    North Carolina State University
  • Eric N. Wiebe,
    North Carolina State University
  • Scott Nelson,
    University of Texas at Austin
  • Lilian Mina,
    Indiana University of Pennsylvania
Tags: Digital Spaces, Pedagogy

Performing Online: Opportunities and Challenges in Digital Spaces

Room: Tompkins G118 Session Time: Friday Session C: 2:45-4:00 Session Type: Panel Presentation

From the impact of social media in the composition classroom, to the management of sexual identity in video blogs, to the importance of site design for Internet credibility, this panel considers the opportunities and challenges of digital spaces as realms where our personal, professional, and academic lives are increasingly enacted.

Speaker 1: Blogsolation: The Impact of Coming Out Blogs and Videos on Gay Identity
Speaker 2:Facebook Use Among First-Year Composition Students
Speaker 3: Managing an Online Identity: "Distributed Credibility" in Digital Spaces

  • Fernando Sanchez,
    Purdue University
  • Ryan Shepherd,
    Arizona State University
  • Geoffrey Middlebrook,
    University of Southern California
Tags: Identity, Social Action, Social Media

Pinch, Tap, Swipe: Using iPads to Rethink the Construction of Digital Texts and Spaces

Room: Tompkins G109 Session Time: Friday Session C: 2:45-4:00 Session Type: Roundtable

This roundtable examines how tablet computers, specifically the iPad, are used as both an archiTEXTure object and a medium for constructing the archiTEXTure of writing spaces, particularly the writing center. We look at how this new media technology enhances and challenges the way we engage students in their writing process, how we facilitate workshops and give presentations, and consider the iPad as a material object and mobile composition tool, as well as examine the wide and varied uses of tablets across life spaces.

  • Dianna Baldwin,
    Michigan State
  • John Lauckner,
    Michigan State
  • Rachael Hodder,
    Michigan State
  • Casey Miles,
    Michigan State
  • Dean Holden,
    Michigan State
Tags: Digital Spaces, Materiality, Multimodal Composition

The Problem Is Local: How Looking at Computers Sometimes Stops Us From Seeing Writing

Room: Tompkins 112 Session Time: Friday Session C: 2:45-4:00 Session Type: Panel Presentation

The situations of students' networked writing increasingly require us to rethink spaces of representation and value as enacted in conventional dichotomies between "local" and "global" and between "online" and "real life." Each panelist demonstrates how these conventional dichotomies are becoming increasingly fraught.
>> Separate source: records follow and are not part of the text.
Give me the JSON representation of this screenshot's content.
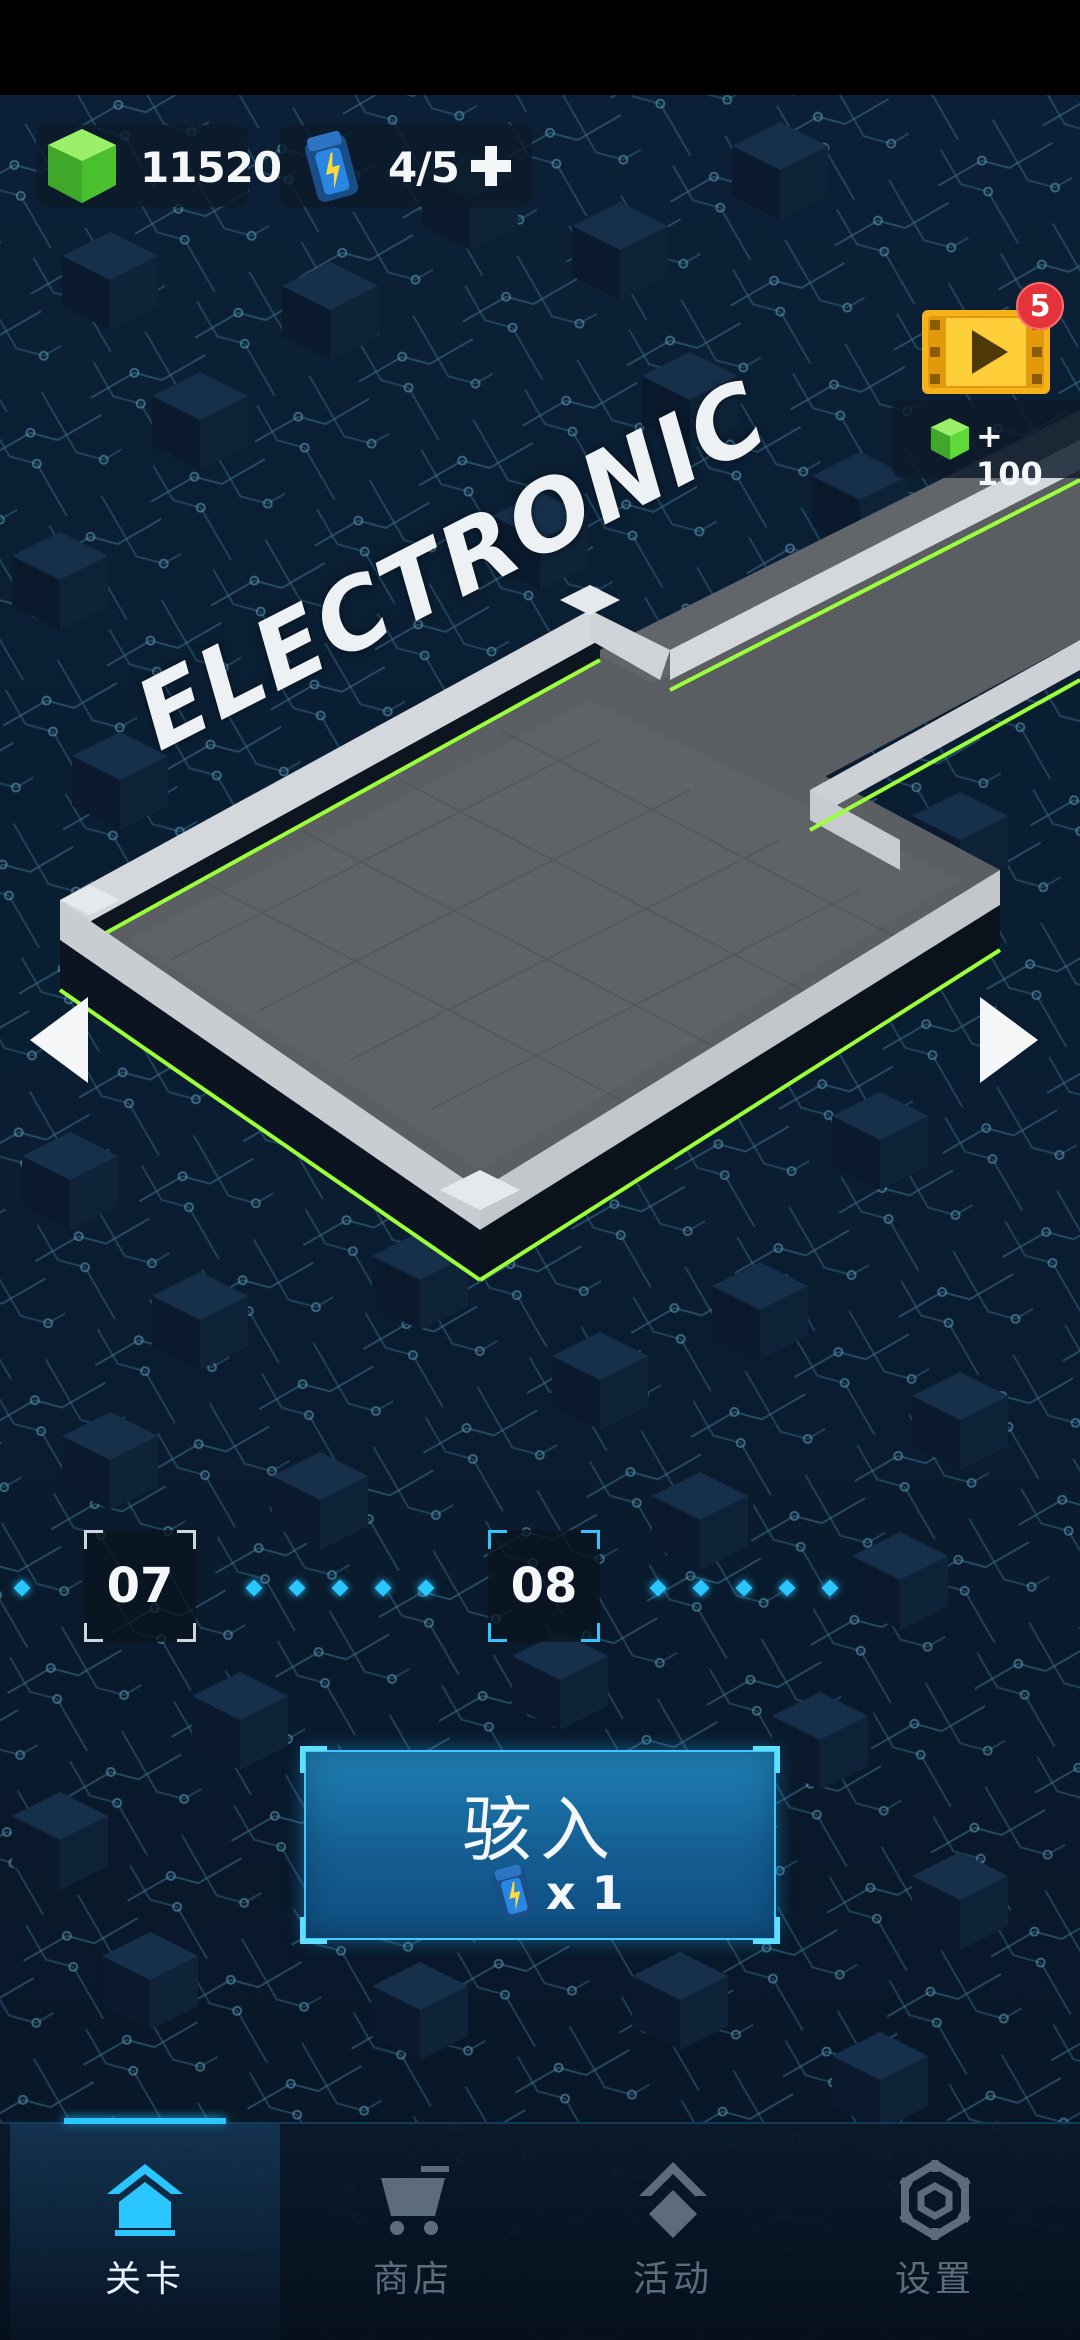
{
  "resources": {
    "gems": "11520",
    "energy": "4/5"
  },
  "reward": {
    "badge_count": "5",
    "label": "+ 100"
  },
  "zone": {
    "title": "ELECTRONIC"
  },
  "levels": [
    {
      "label": "07",
      "selected": false
    },
    {
      "label": "08",
      "selected": true
    }
  ],
  "enter": {
    "label": "骇入",
    "cost": "x 1"
  },
  "nav": {
    "items": [
      {
        "label": "关卡",
        "icon": "home-icon",
        "active": true
      },
      {
        "label": "商店",
        "icon": "cart-icon",
        "active": false
      },
      {
        "label": "活动",
        "icon": "event-icon",
        "active": false
      },
      {
        "label": "设置",
        "icon": "gear-icon",
        "active": false
      }
    ]
  },
  "colors": {
    "accent": "#2ac6ff",
    "gem": "#5fd83a",
    "badge": "#e5333c",
    "wall_glow": "#9bff3a"
  }
}
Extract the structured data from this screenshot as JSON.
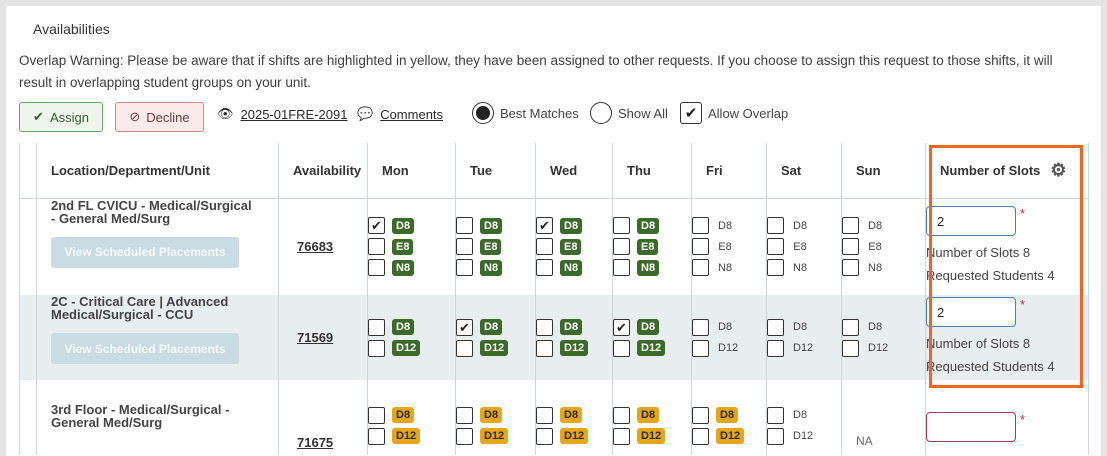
{
  "section_title": "Availabilities",
  "warning": "Overlap Warning: Please be aware that if shifts are highlighted in yellow, they have been assigned to other requests. If you choose to assign this request to those shifts, it will result in overlapping student groups on your unit.",
  "toolbar": {
    "assign_label": "Assign",
    "decline_label": "Decline",
    "request_id": "2025-01FRE-2091",
    "comments_label": "Comments",
    "best_matches_label": "Best Matches",
    "show_all_label": "Show All",
    "allow_overlap_label": "Allow Overlap"
  },
  "table": {
    "headers": {
      "location": "Location/Department/Unit",
      "availability": "Availability",
      "mon": "Mon",
      "tue": "Tue",
      "wed": "Wed",
      "thu": "Thu",
      "fri": "Fri",
      "sat": "Sat",
      "sun": "Sun",
      "slots": "Number of Slots"
    },
    "view_button_label": "View Scheduled Placements",
    "rows": [
      {
        "location": "2nd FL CVICU - Medical/Surgical - General Med/Surg",
        "availability": "76683",
        "slots_value": "2",
        "slots_info": "Number of Slots 8",
        "requested_info": "Requested Students 4"
      },
      {
        "location": "2C - Critical Care | Advanced Medical/Surgical - CCU",
        "availability": "71569",
        "slots_value": "2",
        "slots_info": "Number of Slots 8",
        "requested_info": "Requested Students 4"
      },
      {
        "location": "3rd Floor - Medical/Surgical - General Med/Surg",
        "availability": "71675",
        "slots_value": "",
        "sun_label": "NA"
      }
    ],
    "shift_labels": {
      "d8": "D8",
      "e8": "E8",
      "n8": "N8",
      "d12": "D12"
    }
  },
  "colors": {
    "highlight": "#f0641e",
    "badge_green": "#3c6a2a",
    "badge_orange": "#e4a61a"
  }
}
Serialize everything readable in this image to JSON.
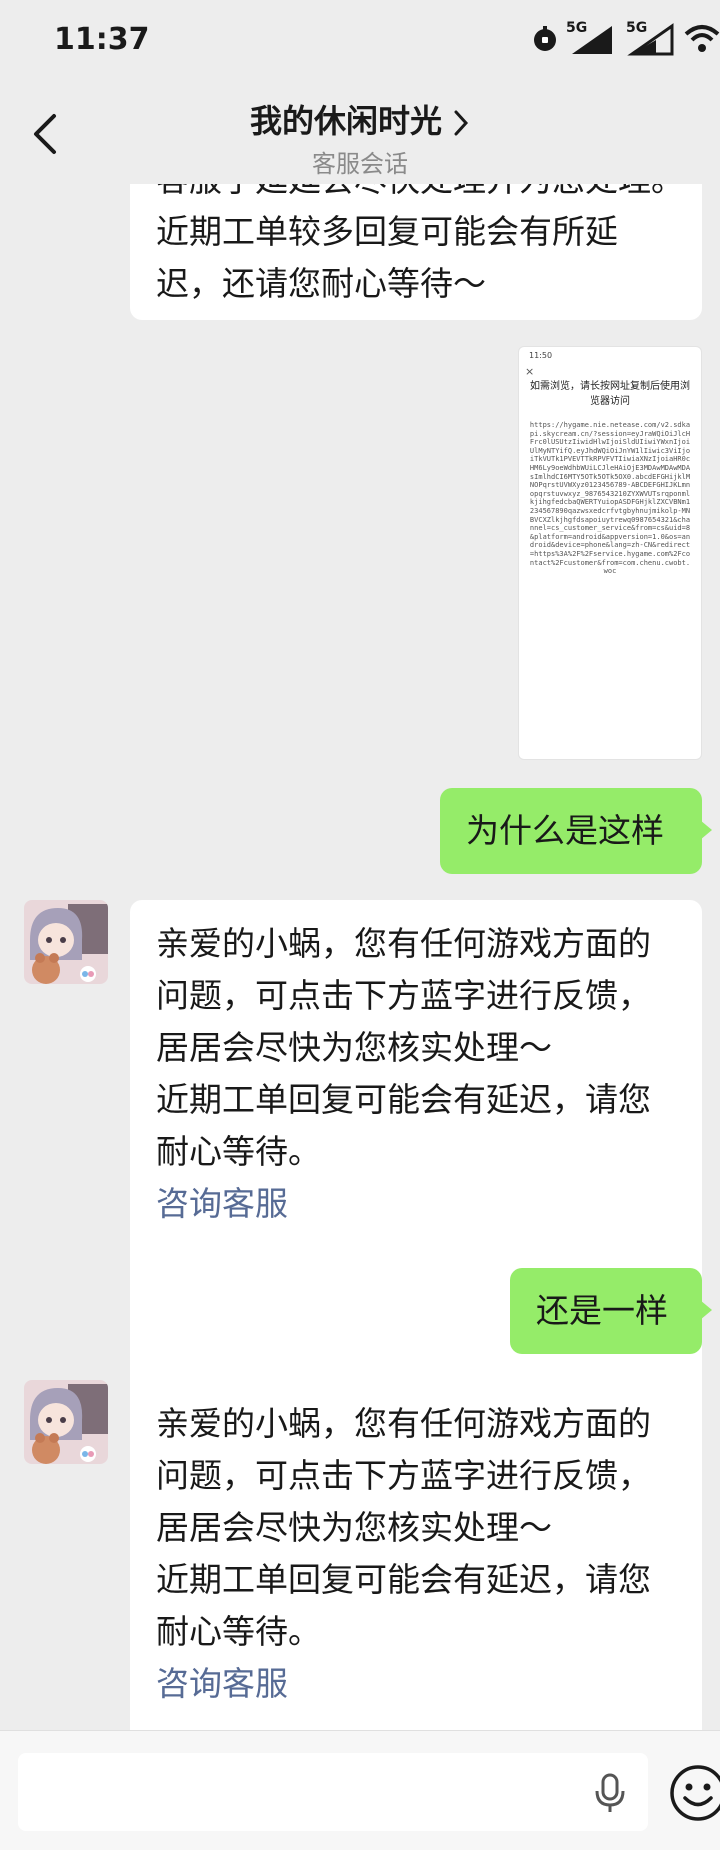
{
  "status_bar": {
    "time": "11:37",
    "signal_1_label": "5G",
    "signal_2_label": "5G"
  },
  "header": {
    "title": "我的休闲时光",
    "subtitle": "客服会话"
  },
  "messages": [
    {
      "direction": "in",
      "lines": [
        "客服了延延会尽快处理并为您处理。",
        "近期工单较多回复可能会有所延",
        "迟，还请您耐心等待～"
      ]
    },
    {
      "direction": "out",
      "type": "image",
      "screenshot": {
        "time": "11:50",
        "close": "×",
        "title": "如需浏览，请长按网址复制后使用浏览器访问",
        "url": "https://hygame.nie.netease.com/v2.sdkapi.skycream.cn/?session=eyJraWQiOiJlcHFrc0lUSUtzIiwidHlwIjoiSldUIiwiYWxnIjoiUlMyNTYifQ.eyJhdWQiOiJnYW1lIiwic3ViIjoiTkVUTk1PVEVTTkRPVFVTIiwiaXNzIjoiaHR0cHM6Ly9oeWdhbWUiLCJleHAiOjE3MDAwMDAwMDAsImlhdCI6MTY5OTk5OTk5OX0.abcdEFGHijklMNOPqrstUVWXyz0123456789-ABCDEFGHIJKLmnopqrstuvwxyz_9876543210ZYXWVUTsrqponmlkjihgfedcbaQWERTYuiopASDFGHjklZXCVBNm1234567890qazwsxedcrfvtgbyhnujmikolp-MNBVCXZlkjhgfdsapoiuytrewq0987654321&channel=cs_customer_service&from=cs&uid=8&platform=android&appversion=1.0&os=android&device=phone&lang=zh-CN&redirect=https%3A%2F%2Fservice.hygame.com%2Fcontact%2Fcustomer&from=com.chenu.cwobt.woc"
      }
    },
    {
      "direction": "out",
      "type": "text",
      "text": "为什么是这样"
    },
    {
      "direction": "in",
      "lines": [
        "亲爱的小蜗，您有任何游戏方面的",
        "问题，可点击下方蓝字进行反馈，",
        "居居会尽快为您核实处理～",
        "近期工单回复可能会有延迟，请您",
        "耐心等待。"
      ],
      "link": "咨询客服"
    },
    {
      "direction": "out",
      "type": "text",
      "text": "还是一样"
    },
    {
      "direction": "in",
      "lines": [
        "亲爱的小蜗，您有任何游戏方面的",
        "问题，可点击下方蓝字进行反馈，",
        "居居会尽快为您核实处理～",
        "近期工单回复可能会有延迟，请您",
        "耐心等待。"
      ],
      "link": "咨询客服"
    }
  ],
  "input_bar": {
    "placeholder": "",
    "mic_icon": "microphone-icon",
    "emoji_icon": "emoji-icon"
  },
  "colors": {
    "outgoing_bubble": "#95ec69",
    "incoming_bubble": "#ffffff",
    "link": "#576b95",
    "background": "#ededed"
  }
}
  • Linh Dich,
    University of Massachusetts at Amherst
  • Mike Edwards,
    United States Military Academy at West Point
  • Mike Trice,
    Texas Tech University
  • Leslie Bradshaw,
    University of Massachusetts at Amherst
Tags: Materiality, Multiliteracies, Writing Studies

Writing Beyond Classroom Walls

Room: Caldwell G109 Session Time: Friday Session C: 2:45-4:00 Session Type: Panel Presentation

This panel looks at the variety of ways that classroom projects can extend beyond the physical bounds of the classroom and institution, into dynamic situations with authentic audiences. Panelists will explore service learning, blogging, and transdiciplinary multimodal projects as productive means of expanding the composition classroom.

Speaker 1: Beyond Reflection: Writing Digitally with Communities in Service Learning
Speaker 2: For Real this Time, Taking the Composition Classroom Online and Outside of School
Speaker 3: Tuning archiTEXTure for Transdisciplinary Contexts

  • Stacy Nall,
    Purdue University
  • Kathryn Trauth Taylor,
    Purdue University
  • Marc C. Santos,
    University of South Florida
  • Mark H. Leahy,
    University of South Florida
  • Mark Hannah,
    Arizona State University
Tags: Collaboration, Digital Spaces, Social Action